<big>T</big>he 2008 financial crisis was particularly tough on small businesses.

Banks that were supposedly “too big to fail” were not equipped to provide the funding small businesses needed for growth.

This left a funding gap of hundreds of billions of dollars which banks left on the side-lines, hampering small business owners from investing in their businesses and putting people back to work.

“Alternative lenders” offered to fill the funding gap at sky-high APRs up to 150%. Because banks could not efficiently fund small business loans, the small business owner paid the price — literally!

Now that the economy has improved, there are more small businesses than ever seeking funds to grow their business, hire employees, consolidate high interest debt and more. However, there are now many more lender choices than ever before for the small business owner to consider. So how should the financially savvy small business owner choose a lender that is a good fit?

Here are some guidelines:


Lenders should disclose an annualized interest rate or APR in an easy-to-understand manner. Although APR is widely recognized as the standard for loan cost, SmartBiz recommends using the "Loan Constant" to discover the true cost of a loan. Learn more about the loan constant here.

No Hidden Fees

When researching loans, don't forget about additional packaging or other types of fees. Lenders should clearly state the fees that will be due before a loan is funded and during the life of a loan.

Plain-English Terms

If borrowers don’t completely understand the fine print, they can get trapped in a high-cost loan with difficult to make payments.  Some lenders even require daily payments. Information that should be easy-to-understand includes the total loan amount, the payment amount and frequency, collateral requirements and any prepayment penalties. A quick and easy glossary of small business lending terms can be found here.


Is there a quick and easy way to reach your lender? If you’re working with an online lender, can you pick up the phone for any questions or concerns? When you call your lender, you should have a dedicated representative that is familiar with your business and your application. An unresponsive lender could be a red flag.

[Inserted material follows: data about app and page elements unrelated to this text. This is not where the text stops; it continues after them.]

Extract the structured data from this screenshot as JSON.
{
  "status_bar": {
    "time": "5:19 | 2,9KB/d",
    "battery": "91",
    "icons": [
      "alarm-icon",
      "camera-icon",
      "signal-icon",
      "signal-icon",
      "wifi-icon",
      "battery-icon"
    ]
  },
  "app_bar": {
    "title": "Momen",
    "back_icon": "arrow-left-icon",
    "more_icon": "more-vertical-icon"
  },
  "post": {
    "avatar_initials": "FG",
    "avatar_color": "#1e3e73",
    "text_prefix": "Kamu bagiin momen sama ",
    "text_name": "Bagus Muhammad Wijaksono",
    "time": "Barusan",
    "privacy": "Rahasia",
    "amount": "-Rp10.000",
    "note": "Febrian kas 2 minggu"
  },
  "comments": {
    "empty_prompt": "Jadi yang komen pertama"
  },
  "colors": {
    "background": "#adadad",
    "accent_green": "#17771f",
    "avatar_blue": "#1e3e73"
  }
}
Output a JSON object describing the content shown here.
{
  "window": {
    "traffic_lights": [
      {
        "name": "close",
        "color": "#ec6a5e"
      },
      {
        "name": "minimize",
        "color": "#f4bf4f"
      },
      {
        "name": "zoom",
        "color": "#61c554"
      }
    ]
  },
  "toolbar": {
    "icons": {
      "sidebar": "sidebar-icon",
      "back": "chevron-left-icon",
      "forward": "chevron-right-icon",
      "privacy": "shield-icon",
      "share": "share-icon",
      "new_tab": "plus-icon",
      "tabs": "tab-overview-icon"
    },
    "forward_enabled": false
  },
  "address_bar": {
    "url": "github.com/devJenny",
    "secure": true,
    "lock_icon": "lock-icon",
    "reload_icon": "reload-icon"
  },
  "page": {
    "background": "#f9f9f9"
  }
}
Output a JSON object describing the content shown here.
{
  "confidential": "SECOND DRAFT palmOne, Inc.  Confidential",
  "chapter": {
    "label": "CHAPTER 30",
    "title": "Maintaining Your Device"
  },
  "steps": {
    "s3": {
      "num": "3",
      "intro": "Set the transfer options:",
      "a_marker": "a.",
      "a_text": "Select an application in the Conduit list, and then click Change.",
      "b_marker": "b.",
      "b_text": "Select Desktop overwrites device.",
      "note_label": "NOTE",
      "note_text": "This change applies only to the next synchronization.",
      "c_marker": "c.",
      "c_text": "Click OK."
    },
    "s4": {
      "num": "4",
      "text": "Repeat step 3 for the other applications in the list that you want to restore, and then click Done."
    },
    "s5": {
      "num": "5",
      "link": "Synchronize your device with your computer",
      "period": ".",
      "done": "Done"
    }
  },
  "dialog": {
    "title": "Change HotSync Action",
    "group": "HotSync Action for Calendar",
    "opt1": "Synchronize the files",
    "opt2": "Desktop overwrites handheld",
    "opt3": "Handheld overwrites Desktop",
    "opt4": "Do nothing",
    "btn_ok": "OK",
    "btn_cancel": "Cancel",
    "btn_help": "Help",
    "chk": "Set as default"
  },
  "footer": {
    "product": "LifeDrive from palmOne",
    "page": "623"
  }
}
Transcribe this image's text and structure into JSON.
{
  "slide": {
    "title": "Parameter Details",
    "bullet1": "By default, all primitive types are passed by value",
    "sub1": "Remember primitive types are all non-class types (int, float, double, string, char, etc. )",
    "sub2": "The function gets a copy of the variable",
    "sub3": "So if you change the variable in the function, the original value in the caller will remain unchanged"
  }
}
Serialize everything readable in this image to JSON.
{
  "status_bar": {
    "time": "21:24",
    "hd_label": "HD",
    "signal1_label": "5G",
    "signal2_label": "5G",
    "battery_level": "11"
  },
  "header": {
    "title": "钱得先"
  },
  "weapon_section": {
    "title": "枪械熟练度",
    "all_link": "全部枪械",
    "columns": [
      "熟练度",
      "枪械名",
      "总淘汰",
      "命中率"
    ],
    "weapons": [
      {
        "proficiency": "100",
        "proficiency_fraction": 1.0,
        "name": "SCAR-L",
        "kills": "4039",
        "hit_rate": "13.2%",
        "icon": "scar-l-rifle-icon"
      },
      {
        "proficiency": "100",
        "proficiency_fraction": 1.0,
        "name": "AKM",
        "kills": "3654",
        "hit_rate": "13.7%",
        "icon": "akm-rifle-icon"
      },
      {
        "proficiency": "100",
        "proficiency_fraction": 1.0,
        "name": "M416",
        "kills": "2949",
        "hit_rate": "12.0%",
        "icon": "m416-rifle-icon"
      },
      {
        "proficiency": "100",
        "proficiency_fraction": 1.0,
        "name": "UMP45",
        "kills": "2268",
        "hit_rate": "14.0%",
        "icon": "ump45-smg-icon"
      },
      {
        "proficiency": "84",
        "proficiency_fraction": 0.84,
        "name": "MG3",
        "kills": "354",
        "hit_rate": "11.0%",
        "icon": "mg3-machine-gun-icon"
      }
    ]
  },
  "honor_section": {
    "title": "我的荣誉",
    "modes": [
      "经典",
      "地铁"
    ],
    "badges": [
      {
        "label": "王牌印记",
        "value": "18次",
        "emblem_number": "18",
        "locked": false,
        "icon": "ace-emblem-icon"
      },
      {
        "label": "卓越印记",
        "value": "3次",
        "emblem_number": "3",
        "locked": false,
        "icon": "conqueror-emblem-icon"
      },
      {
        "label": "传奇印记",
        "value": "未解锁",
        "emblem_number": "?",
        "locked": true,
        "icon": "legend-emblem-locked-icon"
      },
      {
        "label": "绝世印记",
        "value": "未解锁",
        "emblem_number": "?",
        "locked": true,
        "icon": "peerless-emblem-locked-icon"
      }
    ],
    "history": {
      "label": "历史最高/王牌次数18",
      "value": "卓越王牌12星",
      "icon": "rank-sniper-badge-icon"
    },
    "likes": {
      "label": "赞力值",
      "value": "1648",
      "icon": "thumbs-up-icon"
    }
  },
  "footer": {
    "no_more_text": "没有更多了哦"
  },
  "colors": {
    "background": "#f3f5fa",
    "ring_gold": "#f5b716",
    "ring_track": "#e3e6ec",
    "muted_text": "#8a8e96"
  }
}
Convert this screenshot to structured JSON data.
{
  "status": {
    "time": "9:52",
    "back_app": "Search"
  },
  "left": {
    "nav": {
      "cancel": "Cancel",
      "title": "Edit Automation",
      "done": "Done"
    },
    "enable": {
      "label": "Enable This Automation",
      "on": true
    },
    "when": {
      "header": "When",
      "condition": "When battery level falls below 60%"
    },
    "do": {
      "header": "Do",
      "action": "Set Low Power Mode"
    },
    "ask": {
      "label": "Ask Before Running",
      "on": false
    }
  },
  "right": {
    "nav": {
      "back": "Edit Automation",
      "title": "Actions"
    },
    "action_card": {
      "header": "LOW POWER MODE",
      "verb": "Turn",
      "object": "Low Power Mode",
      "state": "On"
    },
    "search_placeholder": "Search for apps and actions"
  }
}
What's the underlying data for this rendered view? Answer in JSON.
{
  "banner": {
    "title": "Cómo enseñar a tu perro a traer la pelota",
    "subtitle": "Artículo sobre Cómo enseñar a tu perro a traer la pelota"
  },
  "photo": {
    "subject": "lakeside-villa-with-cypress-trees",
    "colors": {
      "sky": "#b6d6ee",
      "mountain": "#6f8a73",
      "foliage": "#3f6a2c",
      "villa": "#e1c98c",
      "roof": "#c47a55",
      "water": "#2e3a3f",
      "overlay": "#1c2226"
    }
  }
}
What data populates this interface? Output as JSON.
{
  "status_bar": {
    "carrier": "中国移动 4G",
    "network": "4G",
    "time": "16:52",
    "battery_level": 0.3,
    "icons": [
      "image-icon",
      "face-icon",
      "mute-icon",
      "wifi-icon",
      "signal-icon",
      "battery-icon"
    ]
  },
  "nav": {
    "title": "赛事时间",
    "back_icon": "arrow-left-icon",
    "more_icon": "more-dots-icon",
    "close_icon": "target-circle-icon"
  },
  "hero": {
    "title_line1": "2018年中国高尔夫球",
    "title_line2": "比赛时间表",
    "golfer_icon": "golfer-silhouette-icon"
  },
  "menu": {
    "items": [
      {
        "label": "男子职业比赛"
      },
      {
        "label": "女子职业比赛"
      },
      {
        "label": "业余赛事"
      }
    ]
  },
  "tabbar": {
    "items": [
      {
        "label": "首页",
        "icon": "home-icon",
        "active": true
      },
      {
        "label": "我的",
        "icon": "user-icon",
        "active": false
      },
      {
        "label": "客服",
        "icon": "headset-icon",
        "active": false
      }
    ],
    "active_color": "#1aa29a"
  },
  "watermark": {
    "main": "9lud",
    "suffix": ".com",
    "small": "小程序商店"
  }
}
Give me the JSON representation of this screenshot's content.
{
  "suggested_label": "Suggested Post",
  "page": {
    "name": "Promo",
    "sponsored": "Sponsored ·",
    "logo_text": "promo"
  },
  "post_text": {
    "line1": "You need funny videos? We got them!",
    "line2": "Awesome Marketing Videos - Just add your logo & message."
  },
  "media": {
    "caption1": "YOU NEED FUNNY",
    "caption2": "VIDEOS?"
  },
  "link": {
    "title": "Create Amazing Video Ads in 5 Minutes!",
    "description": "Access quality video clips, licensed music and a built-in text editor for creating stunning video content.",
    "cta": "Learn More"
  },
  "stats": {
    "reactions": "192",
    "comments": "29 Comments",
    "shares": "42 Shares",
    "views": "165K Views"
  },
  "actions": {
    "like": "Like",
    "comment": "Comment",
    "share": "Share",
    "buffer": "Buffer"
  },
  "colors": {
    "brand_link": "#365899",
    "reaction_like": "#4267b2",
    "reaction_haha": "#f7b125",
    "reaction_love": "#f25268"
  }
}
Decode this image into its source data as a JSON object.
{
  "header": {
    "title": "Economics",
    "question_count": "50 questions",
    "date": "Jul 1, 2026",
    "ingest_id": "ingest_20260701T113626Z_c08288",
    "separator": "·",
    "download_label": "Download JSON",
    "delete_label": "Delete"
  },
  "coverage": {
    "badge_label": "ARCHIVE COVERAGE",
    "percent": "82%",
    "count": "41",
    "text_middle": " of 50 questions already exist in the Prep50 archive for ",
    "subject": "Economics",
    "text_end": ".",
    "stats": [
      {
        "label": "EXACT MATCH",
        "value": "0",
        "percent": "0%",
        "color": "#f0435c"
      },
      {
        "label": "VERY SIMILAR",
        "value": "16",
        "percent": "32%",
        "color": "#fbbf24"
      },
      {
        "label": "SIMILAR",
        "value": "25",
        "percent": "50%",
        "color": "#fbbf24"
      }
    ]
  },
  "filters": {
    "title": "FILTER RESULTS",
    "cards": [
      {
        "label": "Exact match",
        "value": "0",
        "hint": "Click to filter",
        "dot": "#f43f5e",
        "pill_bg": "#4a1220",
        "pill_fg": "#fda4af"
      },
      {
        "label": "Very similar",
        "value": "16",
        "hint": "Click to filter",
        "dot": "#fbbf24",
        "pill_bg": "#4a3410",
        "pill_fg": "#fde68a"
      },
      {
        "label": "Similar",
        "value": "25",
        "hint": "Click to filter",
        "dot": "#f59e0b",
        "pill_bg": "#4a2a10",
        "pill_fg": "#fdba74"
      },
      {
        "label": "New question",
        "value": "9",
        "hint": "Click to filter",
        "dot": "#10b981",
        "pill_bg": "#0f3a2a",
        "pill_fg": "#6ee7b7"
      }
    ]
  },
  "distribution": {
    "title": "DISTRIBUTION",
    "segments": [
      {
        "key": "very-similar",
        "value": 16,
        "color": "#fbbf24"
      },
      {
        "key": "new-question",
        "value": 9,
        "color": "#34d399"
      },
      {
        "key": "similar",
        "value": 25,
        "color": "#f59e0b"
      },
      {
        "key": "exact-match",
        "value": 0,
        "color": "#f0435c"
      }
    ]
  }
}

Consider a Small Business Administration (SBA) Loan

The Small Business Administration (SBA) offers loans designed to meet the financing needs for wide range of business types. The government isn't directly lending small businesses money. Instead, the SBA sets guidelines for loans made by its partners. SBA loans have some of the lowest interest rates and longest terms available for small business financing.